As I understand it, the mark (scar?) on the tree is made, and left behind, whether it was a mutually beneficial relationship or not.

And even after the part of the climber that created the impact has died and is physically no longer present, the impact of the interaction remains.

It must be all of 58 years ago that Mr Bol Van Rensburg called the whole class together at my work bench in the woodwork class, showed them the part I have been working on the last 30 minutes or so, and said (I am sure he was not meaning to do any harm): “Now this is how NOT to do it!” Could not have taken him more than 10 seconds to say those words. I can still hear and feel its impact to this very day.

I remember how, at about the same time, Miss Roux’s knuckles would come down hard on my head if I made a mistake in a multiplication table.

A family member, when in primary school, had to hear from a teacher that she would never be good at maths.

Mr van Rensburg, miss Roux and the maths teacher are no longer with us, but the impressions they created, remain.

Since seeing the scarred tree on Friday, I have been thinking about what I might have said or done to other people during my life so far that could have left a scar. I will be lying if I said no scar tissue came up.

We interact with others every day. In person, by phone, instant messaging, email or online conference. We interact with ourselves.

If we want to live our best life, causing less ‘bad’ scar tissue, does it not make sense to take 5 minutes in the evening to review the day and ask “What did I do? What did I do well? What not so well? How could I improve?”. Here is a 4-minute animation that explains this better than I can. Be kind to yourself and watch it now – when you reach the page, scroll down to the video, which reflects the content of the article.

Every interaction leaves an impression, whether we want it or not. A mark. A mark that could go away after a while, or a scar that will remain long after we have left the scene.
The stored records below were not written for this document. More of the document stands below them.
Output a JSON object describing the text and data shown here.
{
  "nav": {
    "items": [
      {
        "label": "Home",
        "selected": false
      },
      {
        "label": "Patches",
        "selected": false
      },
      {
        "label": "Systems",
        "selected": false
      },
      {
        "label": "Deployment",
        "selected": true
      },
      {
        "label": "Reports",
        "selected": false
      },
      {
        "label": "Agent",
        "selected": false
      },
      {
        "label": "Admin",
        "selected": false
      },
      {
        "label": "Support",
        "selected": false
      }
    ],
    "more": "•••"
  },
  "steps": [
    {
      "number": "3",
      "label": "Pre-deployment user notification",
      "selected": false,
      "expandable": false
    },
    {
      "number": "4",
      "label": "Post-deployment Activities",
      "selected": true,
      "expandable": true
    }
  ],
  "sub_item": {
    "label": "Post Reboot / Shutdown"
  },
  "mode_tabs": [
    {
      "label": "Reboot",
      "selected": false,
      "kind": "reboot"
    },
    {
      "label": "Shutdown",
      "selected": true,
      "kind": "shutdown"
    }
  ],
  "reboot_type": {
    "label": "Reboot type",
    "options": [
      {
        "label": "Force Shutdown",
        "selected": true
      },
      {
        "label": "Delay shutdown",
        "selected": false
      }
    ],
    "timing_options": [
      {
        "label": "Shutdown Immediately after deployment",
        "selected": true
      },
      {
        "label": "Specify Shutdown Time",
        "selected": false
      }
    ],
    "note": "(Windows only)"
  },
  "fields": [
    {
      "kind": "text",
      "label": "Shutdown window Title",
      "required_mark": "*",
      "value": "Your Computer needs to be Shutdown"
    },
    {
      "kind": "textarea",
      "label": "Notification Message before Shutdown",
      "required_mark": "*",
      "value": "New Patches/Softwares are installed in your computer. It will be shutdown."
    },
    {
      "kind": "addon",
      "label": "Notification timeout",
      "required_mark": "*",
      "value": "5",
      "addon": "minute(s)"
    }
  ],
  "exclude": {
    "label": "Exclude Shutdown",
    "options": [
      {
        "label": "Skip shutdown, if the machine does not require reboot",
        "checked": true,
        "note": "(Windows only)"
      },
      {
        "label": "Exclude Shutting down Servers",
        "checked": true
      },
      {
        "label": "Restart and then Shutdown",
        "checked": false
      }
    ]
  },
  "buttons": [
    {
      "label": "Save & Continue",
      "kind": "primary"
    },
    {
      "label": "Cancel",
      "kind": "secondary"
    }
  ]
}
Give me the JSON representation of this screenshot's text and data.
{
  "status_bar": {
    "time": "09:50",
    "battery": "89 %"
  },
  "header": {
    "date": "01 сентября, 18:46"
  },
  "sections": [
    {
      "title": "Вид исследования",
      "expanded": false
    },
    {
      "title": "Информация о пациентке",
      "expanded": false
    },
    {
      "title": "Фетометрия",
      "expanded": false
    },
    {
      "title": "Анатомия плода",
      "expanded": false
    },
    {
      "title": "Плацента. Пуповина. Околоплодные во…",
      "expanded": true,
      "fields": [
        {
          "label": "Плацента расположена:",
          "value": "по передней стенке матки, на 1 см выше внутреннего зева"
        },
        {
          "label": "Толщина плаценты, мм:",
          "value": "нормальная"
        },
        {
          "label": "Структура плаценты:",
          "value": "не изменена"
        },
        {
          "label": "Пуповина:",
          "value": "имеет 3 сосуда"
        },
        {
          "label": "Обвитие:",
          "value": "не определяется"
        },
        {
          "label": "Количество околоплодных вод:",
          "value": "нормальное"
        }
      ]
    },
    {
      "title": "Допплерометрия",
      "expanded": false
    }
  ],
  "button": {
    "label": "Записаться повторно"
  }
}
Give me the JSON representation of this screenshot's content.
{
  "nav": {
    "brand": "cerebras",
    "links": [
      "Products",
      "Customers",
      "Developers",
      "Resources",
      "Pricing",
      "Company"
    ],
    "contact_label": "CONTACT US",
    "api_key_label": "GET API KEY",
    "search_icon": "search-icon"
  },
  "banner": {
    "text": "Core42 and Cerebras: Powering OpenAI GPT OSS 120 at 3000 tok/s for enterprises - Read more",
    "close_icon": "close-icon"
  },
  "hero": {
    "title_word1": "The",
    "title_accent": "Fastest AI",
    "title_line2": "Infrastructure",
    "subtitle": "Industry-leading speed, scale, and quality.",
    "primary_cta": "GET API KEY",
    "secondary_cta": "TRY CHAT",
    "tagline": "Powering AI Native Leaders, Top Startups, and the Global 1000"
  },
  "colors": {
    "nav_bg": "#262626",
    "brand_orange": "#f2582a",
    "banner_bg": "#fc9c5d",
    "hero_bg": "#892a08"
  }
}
Like the scars left behind after a once-intimate relationship between the tree and the climber.

“I make use of this opportunity, daily pleading my case at my own court. When the light has been taken away and my wife has fallen silent, aware as she is of my habit, I examine my entire day, going through what I have done and said. I conceal nothing from myself, I pass nothing by. I have nothing to fear from my errors when I can say: ‘See that you do not do this anymore. For the moment, I excuse you.’” – Seneca

Enjoy your “look over my shoulder time” tonight!